-- WORK ORDER --
Pictures do not belong in the copy. Return all of the entries exactly.

Stored items from a collection

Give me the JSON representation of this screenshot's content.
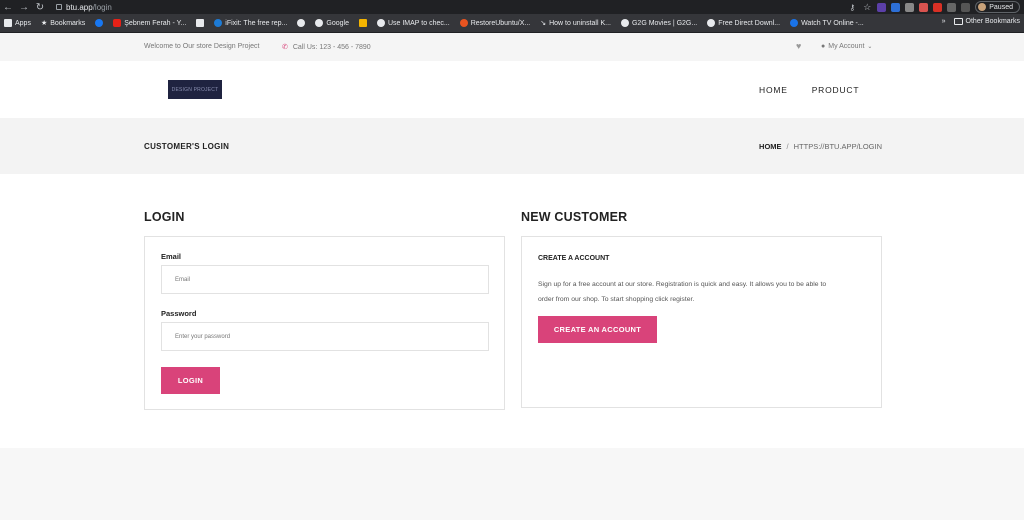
{
  "browser": {
    "url_host": "btu.app",
    "url_path": "/login",
    "paused_label": "Paused",
    "bookmarks": [
      {
        "label": "Apps",
        "icon": "apps-grid-icon"
      },
      {
        "label": "Bookmarks",
        "icon": "star-icon"
      },
      {
        "label": "",
        "icon": "facebook-icon"
      },
      {
        "label": "Şebnem Ferah - Y...",
        "icon": "youtube-icon"
      },
      {
        "label": "",
        "icon": "bookmark-icon"
      },
      {
        "label": "iFixit: The free rep...",
        "icon": "ifixit-icon"
      },
      {
        "label": "",
        "icon": "globe-icon"
      },
      {
        "label": "Google",
        "icon": "google-icon"
      },
      {
        "label": "",
        "icon": "bookmark-icon"
      },
      {
        "label": "Use IMAP to chec...",
        "icon": "google-icon"
      },
      {
        "label": "RestoreUbuntu/X...",
        "icon": "ubuntu-icon"
      },
      {
        "label": "How to uninstall K...",
        "icon": "tool-icon"
      },
      {
        "label": "G2G Movies | G2G...",
        "icon": "globe-icon"
      },
      {
        "label": "Free Direct Downl...",
        "icon": "globe-icon"
      },
      {
        "label": "Watch TV Online -...",
        "icon": "globe-icon"
      }
    ],
    "other_bookmarks": "Other Bookmarks"
  },
  "topbar": {
    "welcome": "Welcome to Our store Design Project",
    "call": "Call Us: 123 - 456 - 7890",
    "account": "My Account"
  },
  "header": {
    "logo_text": "DESIGN PROJECT",
    "menu": [
      "HOME",
      "PRODUCT"
    ]
  },
  "titlebar": {
    "title": "CUSTOMER'S LOGIN",
    "crumb_home": "HOME",
    "crumb_sep": "/",
    "crumb_current": "HTTPS://BTU.APP/LOGIN"
  },
  "login": {
    "heading": "LOGIN",
    "email_label": "Email",
    "email_placeholder": "Email",
    "password_label": "Password",
    "password_placeholder": "Enter your password",
    "button": "LOGIN"
  },
  "new_customer": {
    "heading": "NEW CUSTOMER",
    "subheading": "CREATE A ACCOUNT",
    "description_line1": "Sign up for a free account at our store. Registration is quick and easy. It allows you to be able to",
    "description_line2": "order from our shop. To start shopping click register.",
    "button": "CREATE AN ACCOUNT"
  },
  "colors": {
    "accent": "#d9437a",
    "logo_bg": "#1f2340"
  }
}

-- RESPONSE TO THE TASK --
Give me the JSON representation of this screenshot's content.
{
  "browser": {
    "url_host": "btu.app",
    "url_path": "/login",
    "paused_label": "Paused",
    "bookmarks": [
      {
        "label": "Apps",
        "icon": "apps-grid-icon"
      },
      {
        "label": "Bookmarks",
        "icon": "star-icon"
      },
      {
        "label": "",
        "icon": "facebook-icon"
      },
      {
        "label": "Şebnem Ferah - Y...",
        "icon": "youtube-icon"
      },
      {
        "label": "",
        "icon": "bookmark-icon"
      },
      {
        "label": "iFixit: The free rep...",
        "icon": "ifixit-icon"
      },
      {
        "label": "",
        "icon": "globe-icon"
      },
      {
        "label": "Google",
        "icon": "google-icon"
      },
      {
        "label": "",
        "icon": "bookmark-icon"
      },
      {
        "label": "Use IMAP to chec...",
        "icon": "google-icon"
      },
      {
        "label": "RestoreUbuntu/X...",
        "icon": "ubuntu-icon"
      },
      {
        "label": "How to uninstall K...",
        "icon": "tool-icon"
      },
      {
        "label": "G2G Movies | G2G...",
        "icon": "globe-icon"
      },
      {
        "label": "Free Direct Downl...",
        "icon": "globe-icon"
      },
      {
        "label": "Watch TV Online -...",
        "icon": "globe-icon"
      }
    ],
    "other_bookmarks": "Other Bookmarks"
  },
  "topbar": {
    "welcome": "Welcome to Our store Design Project",
    "call": "Call Us: 123 - 456 - 7890",
    "account": "My Account"
  },
  "header": {
    "logo_text": "DESIGN PROJECT",
    "menu": [
      "HOME",
      "PRODUCT"
    ]
  },
  "titlebar": {
    "title": "CUSTOMER'S LOGIN",
    "crumb_home": "HOME",
    "crumb_sep": "/",
    "crumb_current": "HTTPS://BTU.APP/LOGIN"
  },
  "login": {
    "heading": "LOGIN",
    "email_label": "Email",
    "email_placeholder": "Email",
    "password_label": "Password",
    "password_placeholder": "Enter your password",
    "button": "LOGIN"
  },
  "new_customer": {
    "heading": "NEW CUSTOMER",
    "subheading": "CREATE A ACCOUNT",
    "description_line1": "Sign up for a free account at our store. Registration is quick and easy. It allows you to be able to",
    "description_line2": "order from our shop. To start shopping click register.",
    "button": "CREATE AN ACCOUNT"
  },
  "colors": {
    "accent": "#d9437a",
    "logo_bg": "#1f2340"
  }
}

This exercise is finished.